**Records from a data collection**
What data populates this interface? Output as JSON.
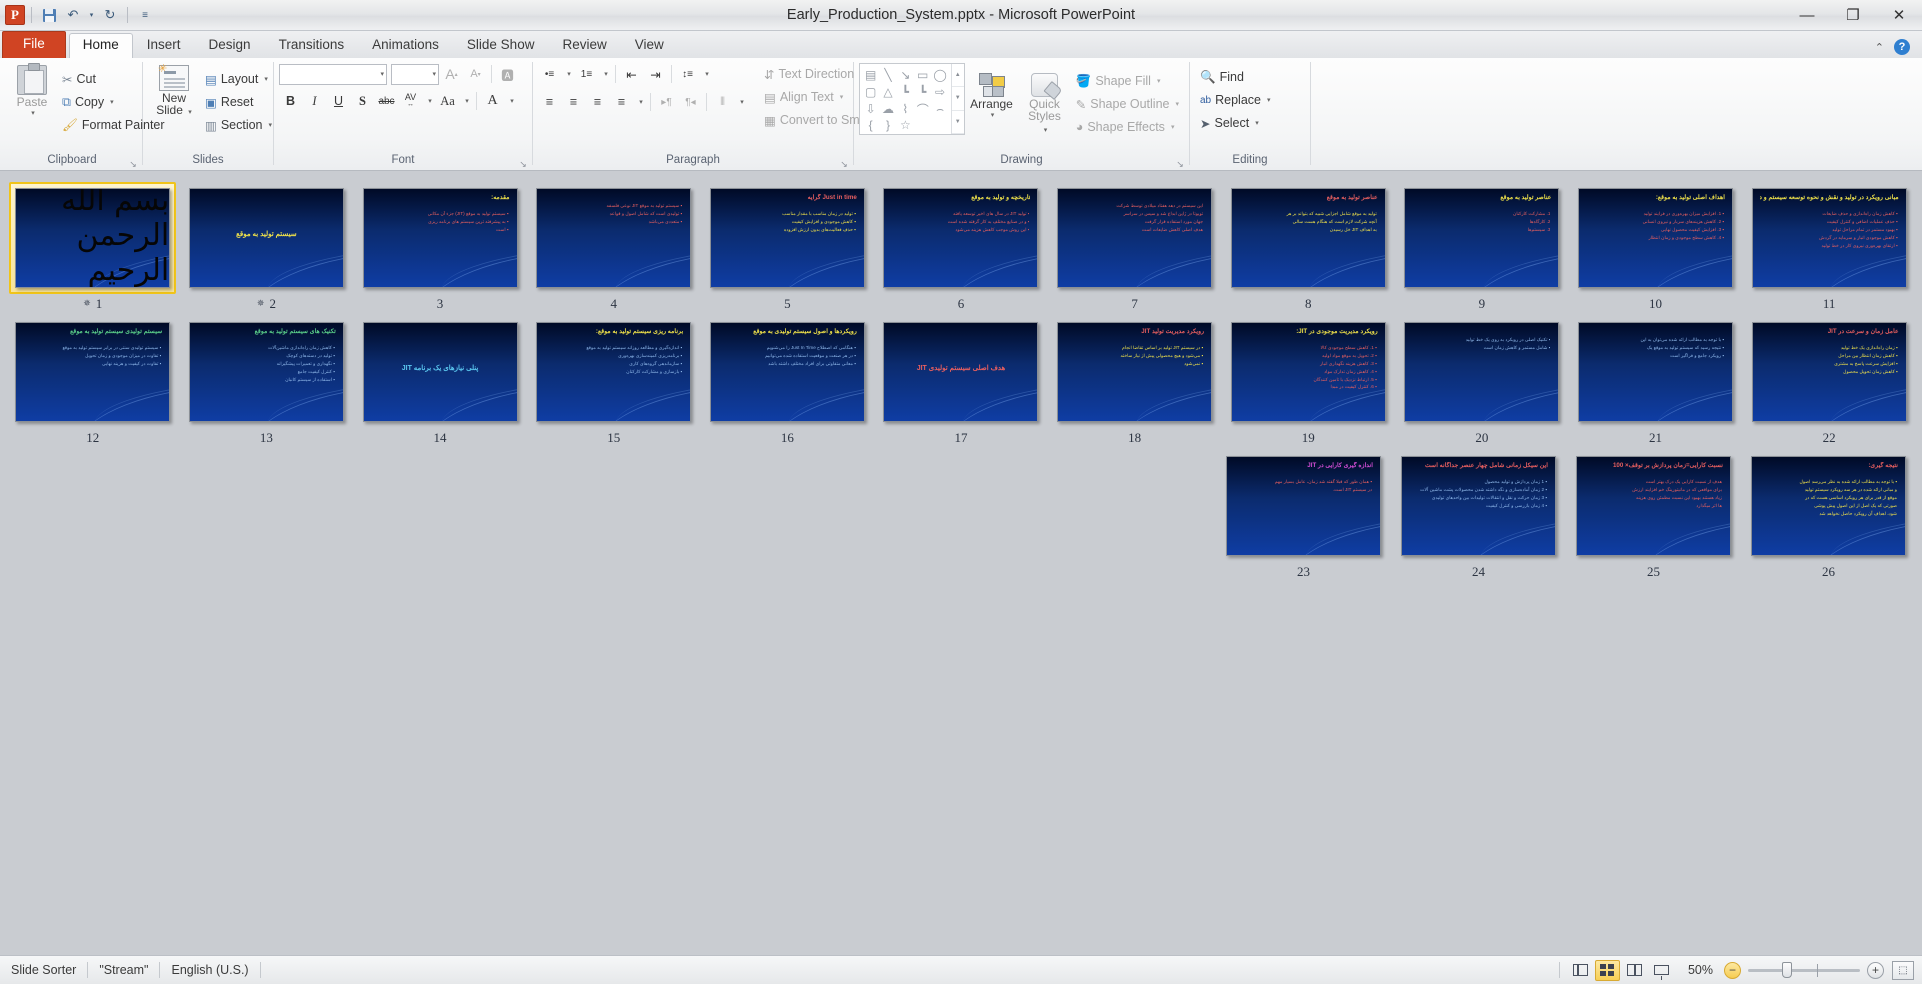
{
  "titlebar": {
    "app_icon": "powerpoint-logo",
    "document_title": "Early_Production_System.pptx  -  Microsoft PowerPoint",
    "qat": [
      {
        "name": "save",
        "icon": "save-icon"
      },
      {
        "name": "undo",
        "icon": "undo-icon",
        "glyph": "↶"
      },
      {
        "name": "undo-dropdown",
        "icon": "chevron-down-icon",
        "glyph": "▾"
      },
      {
        "name": "redo",
        "icon": "redo-icon",
        "glyph": "↻"
      },
      {
        "name": "customize-qat",
        "icon": "chevron-down-icon",
        "glyph": "≡"
      }
    ],
    "window_controls": {
      "minimize": "—",
      "restore": "❐",
      "close": "✕"
    }
  },
  "tabs": {
    "file": "File",
    "items": [
      {
        "label": "Home",
        "active": true
      },
      {
        "label": "Insert",
        "active": false
      },
      {
        "label": "Design",
        "active": false
      },
      {
        "label": "Transitions",
        "active": false
      },
      {
        "label": "Animations",
        "active": false
      },
      {
        "label": "Slide Show",
        "active": false
      },
      {
        "label": "Review",
        "active": false
      },
      {
        "label": "View",
        "active": false
      }
    ],
    "collapse_ribbon": "⌃",
    "help": "?"
  },
  "ribbon": {
    "clipboard": {
      "label": "Clipboard",
      "paste": "Paste",
      "cut": "Cut",
      "copy": "Copy",
      "format_painter": "Format Painter",
      "dialog_launcher": "↘"
    },
    "slides": {
      "label": "Slides",
      "new_slide": "New\nSlide",
      "new_slide_line1": "New",
      "new_slide_line2": "Slide",
      "layout": "Layout",
      "reset": "Reset",
      "section": "Section"
    },
    "font": {
      "label": "Font",
      "font_family_value": "",
      "font_size_value": "",
      "grow_font": "A",
      "shrink_font": "A",
      "clear_formatting": "Aa",
      "bold": "B",
      "italic": "I",
      "underline": "U",
      "shadow": "S",
      "strikethrough": "abc",
      "character_spacing": "AV",
      "change_case": "Aa",
      "font_color": "A",
      "dialog_launcher": "↘"
    },
    "paragraph": {
      "label": "Paragraph",
      "bullets": "•≡",
      "numbering": "1≡",
      "decrease_indent": "⇤",
      "increase_indent": "⇥",
      "line_spacing": "↕≡",
      "align_left": "≡",
      "align_center": "≡",
      "align_right": "≡",
      "justify": "≡",
      "ltr": "▸¶",
      "rtl": "¶◂",
      "columns": "⦀",
      "text_direction": "Text Direction",
      "align_text": "Align Text",
      "convert_to_smartart": "Convert to SmartArt",
      "dialog_launcher": "↘"
    },
    "drawing": {
      "label": "Drawing",
      "shapes": [
        "▤",
        "╲",
        "↘",
        "▭",
        "◯",
        "▢",
        "△",
        "┗",
        "┗",
        "⇨",
        "⇩",
        "☁",
        "⌇",
        "⌒",
        "⌢",
        "{",
        "}",
        "☆"
      ],
      "scroll_up": "▲",
      "scroll_down": "▼",
      "more_shapes": "▼",
      "arrange": "Arrange",
      "quick_styles_line1": "Quick",
      "quick_styles_line2": "Styles",
      "shape_fill": "Shape Fill",
      "shape_outline": "Shape Outline",
      "shape_effects": "Shape Effects",
      "dialog_launcher": "↘"
    },
    "editing": {
      "label": "Editing",
      "find": "Find",
      "replace": "Replace",
      "select": "Select"
    }
  },
  "sorter": {
    "rows": [
      [
        {
          "num": "11",
          "kind": "content",
          "selected": false,
          "anim": false,
          "title": "مبانی رویکرد در تولید و نقش و نحوه توسعه سیستم و دیدگاه فرایندی در دنیا",
          "body": [
            "▪ کاهش زمان راه‌اندازی و حذف ضایعات",
            "▪ حذف عملیات اضافی و کنترل کیفیت",
            "▪ بهبود مستمر در تمام مراحل تولید",
            "▪ کاهش موجودی انبار و سرمایه در گردش",
            "▪ ارتقای بهره‌وری نیروی کار در خط تولید"
          ],
          "title_color": "#f0e24a",
          "body_color": "#e85f5f"
        },
        {
          "num": "10",
          "kind": "content",
          "selected": false,
          "anim": false,
          "title": "اهداف اصلی تولید به موقع:",
          "body": [
            "▪ 1. افزایش میزان بهره‌وری در فرایند تولید",
            "▪ 2. کاهش هزینه‌های سربار و نیروی انسانی",
            "▪ 3. افزایش کیفیت محصول نهایی",
            "▪ 4. کاهش سطح موجودی و زمان انتظار"
          ],
          "title_color": "#f0e24a",
          "body_color": "#e85f5f"
        },
        {
          "num": "9",
          "kind": "content",
          "selected": false,
          "anim": false,
          "title": "عناصر تولید به موقع",
          "body": [
            "1. مشارکت کارکنان",
            "2. کارگاه‌ها",
            "3. سیستم‌ها"
          ],
          "title_color": "#f0e24a",
          "body_color": "#e85f5f"
        },
        {
          "num": "8",
          "kind": "content",
          "selected": false,
          "anim": false,
          "title": "عناصر تولید به موقع",
          "body": [
            "تولید به موقع شامل اجزایی شبیه که بتواند بر هر",
            "آنچه شرکت لازم است که هنگام هست سالی",
            "به اهداف JIT خل رسیدن"
          ],
          "title_color": "#e85f5f",
          "body_color": "#f0e24a"
        },
        {
          "num": "7",
          "kind": "content",
          "selected": false,
          "anim": false,
          "title": "",
          "body": [
            "این سیستم در دهه هفتاد میلادی توسط شرکت",
            "تویوتا در ژاپن ابداع شد و سپس در سراسر",
            "جهان مورد استفاده قرار گرفت",
            "هدف اصلی کاهش ضایعات است"
          ],
          "title_color": "#f0e24a",
          "body_color": "#e85f5f"
        },
        {
          "num": "6",
          "kind": "content",
          "selected": false,
          "anim": false,
          "title": "تاریخچه و تولید به موقع",
          "body": [
            "▪ تولید JIT در سال های اخیر توسعه یافته",
            "▪ و در صنایع مختلف به کار گرفته شده است",
            "▪ این روش موجب کاهش هزینه می‌شود"
          ],
          "title_color": "#f0e24a",
          "body_color": "#e85f5f"
        },
        {
          "num": "5",
          "kind": "content",
          "selected": false,
          "anim": false,
          "title": "Just in time گرایه",
          "body": [
            "▪ تولید در زمان مناسب با مقدار مناسب",
            "▪ کاهش موجودی و افزایش کیفیت",
            "▪ حذف فعالیت‌های بدون ارزش افزوده"
          ],
          "title_color": "#e85f5f",
          "body_color": "#f0e24a"
        },
        {
          "num": "4",
          "kind": "content",
          "selected": false,
          "anim": false,
          "title": "",
          "body": [
            "▪ سیستم تولید به موقع JIT نوعی فلسفه",
            "▪ تولیدی است که شامل اصول و قواعد",
            "▪ متعددی می‌باشد"
          ],
          "title_color": "#f0e24a",
          "body_color": "#e85f5f"
        },
        {
          "num": "3",
          "kind": "content",
          "selected": false,
          "anim": false,
          "title": "مقدمه:",
          "body": [
            "▪ سیستم تولید به موقع (JIT) جزء آن مکانی",
            "▪ به پیشرفته ترین سیستم های برنامه ریزی",
            "▪ است"
          ],
          "title_color": "#f0e24a",
          "body_color": "#e85f5f"
        },
        {
          "num": "2",
          "kind": "title-only",
          "selected": false,
          "anim": true,
          "center_text": "سیستم تولید به موقع",
          "title_color": "#f0e24a"
        },
        {
          "num": "1",
          "kind": "bismillah",
          "selected": true,
          "anim": true,
          "center_text": "بسم الله الرحمن الرحیم"
        }
      ],
      [
        {
          "num": "22",
          "kind": "content",
          "selected": false,
          "anim": false,
          "title": "عامل زمان و سرعت در JIT",
          "body": [
            "▪ زمان راه‌اندازی یک خط تولید",
            "▪ کاهش زمان انتظار بین مراحل",
            "▪ افزایش سرعت پاسخ به مشتری",
            "▪ کاهش زمان تحویل محصول"
          ],
          "title_color": "#e85f5f",
          "body_color": "#f0e24a"
        },
        {
          "num": "21",
          "kind": "content",
          "selected": false,
          "anim": false,
          "title": "",
          "body": [
            "▪ با توجه به مطالب ارائه شده می‌توان به این",
            "▪ نتیجه رسید که سیستم تولید به موقع یک",
            "▪ رویکرد جامع و فراگیر است"
          ],
          "title_color": "#f0e24a",
          "body_color": "#8fb8ea"
        },
        {
          "num": "20",
          "kind": "content",
          "selected": false,
          "anim": false,
          "title": "",
          "body": [
            "▪ تکنیک اصلی در رویکرد به روی یک خط تولید",
            "▪ شامل مستمر و کاهش زمان است"
          ],
          "title_color": "#f0e24a",
          "body_color": "#8fb8ea"
        },
        {
          "num": "19",
          "kind": "content",
          "selected": false,
          "anim": false,
          "title": "رویکرد مدیریت موجودی در JIT:",
          "body": [
            "▪ 1. کاهش سطح موجودی کالا",
            "▪ 2. تحویل به موقع مواد اولیه",
            "▪ 3. کاهش هزینه نگهداری انبار",
            "▪ 4. کاهش زمان تدارک مواد",
            "▪ 5. ارتباط نزدیک با تامین کنندگان",
            "▪ 6. کنترل کیفیت در مبدا"
          ],
          "title_color": "#f0e24a",
          "body_color": "#e85f5f"
        },
        {
          "num": "18",
          "kind": "content",
          "selected": false,
          "anim": false,
          "title": "رویکرد مدیریت تولید JIT",
          "body": [
            "▪ در سیستم JIT تولید بر اساس تقاضا انجام",
            "▪ می‌شود و هیچ محصولی پیش از نیاز ساخته",
            "▪ نمی‌شود"
          ],
          "title_color": "#e85f5f",
          "body_color": "#f0e24a"
        },
        {
          "num": "17",
          "kind": "title-only",
          "selected": false,
          "anim": false,
          "center_text": "هدف اصلی سیستم تولیدی JIT",
          "title_color": "#e85f5f"
        },
        {
          "num": "16",
          "kind": "content",
          "selected": false,
          "anim": false,
          "title": "رویکردها و اصول سیستم تولیدی به موقع",
          "body": [
            "▪ هنگامی که اصطلاح Just In Time را می‌شنویم",
            "▪ در هر صنعت و موقعیت استفاده شده می‌توانیم",
            "▪ معانی متفاوتی برای افراد مختلف داشته باشد"
          ],
          "title_color": "#f0e24a",
          "body_color": "#8fb8ea"
        },
        {
          "num": "15",
          "kind": "content",
          "selected": false,
          "anim": false,
          "title": "برنامه ریزی سیستم تولید به موقع:",
          "body": [
            "▪ اندازه‌گیری و مطالعه روزانه سیستم تولید به موقع",
            "▪ برنامه‌ریزی کمینه‌سازی بهره‌وری",
            "▪ سازماندهی گروه‌های کاری",
            "▪ بازسازی و مشارکت کارکنان"
          ],
          "title_color": "#f0e24a",
          "body_color": "#8fb8ea"
        },
        {
          "num": "14",
          "kind": "title-only",
          "selected": false,
          "anim": false,
          "center_text": "پنلی نیازهای یک برنامه JIT",
          "title_color": "#5bc8f0"
        },
        {
          "num": "13",
          "kind": "content",
          "selected": false,
          "anim": false,
          "title": "تکنیک های سیستم تولید به موقع",
          "body": [
            "▪ کاهش زمان راه‌اندازی ماشین‌آلات",
            "▪ تولید در دسته‌های کوچک",
            "▪ نگهداری و تعمیرات پیشگیرانه",
            "▪ کنترل کیفیت جامع",
            "▪ استفاده از سیستم کانبان"
          ],
          "title_color": "#5bd08a",
          "body_color": "#8fb8ea"
        },
        {
          "num": "12",
          "kind": "content",
          "selected": false,
          "anim": false,
          "title": "سیستم تولیدی  سیستم تولید به موقع",
          "body": [
            "▪ سیستم تولیدی سنتی در برابر سیستم تولید به موقع",
            "▪ تفاوت در میزان موجودی و زمان تحویل",
            "▪ تفاوت در کیفیت و هزینه نهایی"
          ],
          "title_color": "#5bd08a",
          "body_color": "#8fb8ea"
        }
      ],
      [
        {
          "num": "26",
          "kind": "content",
          "selected": false,
          "anim": false,
          "title": "نتیجه گیری:",
          "body": [
            "▪ با توجه به مطالب ارائه شده به نظر می‌رسد اصول",
            "و مبانی ارائه شده در هر سه رویکرد سیستم تولید",
            "موقع از قدر برای هر رویکرد اساسی هست که در",
            "صورتی که یک اصل از این اصول پیش پوشی",
            "شود، اهداف آن رویکرد حاصل نخواهد شد"
          ],
          "title_color": "#e85f5f",
          "body_color": "#f0e24a"
        },
        {
          "num": "25",
          "kind": "content",
          "selected": false,
          "anim": false,
          "title": "نسبت کارایی=زمان پردازش بر توقف× 100",
          "body": [
            "هدف از نسبت کارایی یک درک بهتر است",
            "برای مواقعی که در مانیتورینگ خم افزایند ارزش",
            "زیاد هستند بهبود این نسبت مطمئن روی هزینه",
            "ها اثر میگذارد"
          ],
          "title_color": "#e85f5f",
          "body_color": "#e85f5f"
        },
        {
          "num": "24",
          "kind": "content",
          "selected": false,
          "anim": false,
          "title": "این سیکل زمانی شامل چهار عنصر جداگانه است",
          "body": [
            "▪ 1 زمان پردازش و تولید محصول",
            "▪ 2 زمان آماده‌سازی و نگه داشته شدن محصولات پشت ماشین آلات",
            "▪ 3 زمان حرکت و نقل و انتقالات تولیدات بین واحدهای تولیدی",
            "▪ 4 زمان بازرسی و کنترل کیفیت"
          ],
          "title_color": "#e85f5f",
          "body_color": "#8fb8ea"
        },
        {
          "num": "23",
          "kind": "content",
          "selected": false,
          "anim": false,
          "title": "اندازه گیری کارایی در JIT",
          "body": [
            "▪ همان طور که قبلا گفته شد زمان، عامل بسیار مهم",
            "در سیستم JIT است."
          ],
          "title_color": "#d84fd8",
          "body_color": "#e85f5f"
        }
      ]
    ]
  },
  "statusbar": {
    "view_name": "Slide Sorter",
    "theme_name": "\"Stream\"",
    "language": "English (U.S.)",
    "views": [
      {
        "name": "normal-view",
        "label": "Normal",
        "active": false
      },
      {
        "name": "slide-sorter-view",
        "label": "Slide Sorter",
        "active": true
      },
      {
        "name": "reading-view",
        "label": "Reading View",
        "active": false
      },
      {
        "name": "slide-show-view",
        "label": "Slide Show",
        "active": false
      }
    ],
    "zoom_level": "50%",
    "zoom_out": "−",
    "zoom_in": "+",
    "fit_to_window": "⬚"
  }
}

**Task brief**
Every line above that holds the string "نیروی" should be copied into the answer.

**Solution to this exercise**
            "▪ ارتقای بهره‌وری نیروی کار در خط تولید"
            "▪ 2. کاهش هزینه‌های سربار و نیروی انسانی",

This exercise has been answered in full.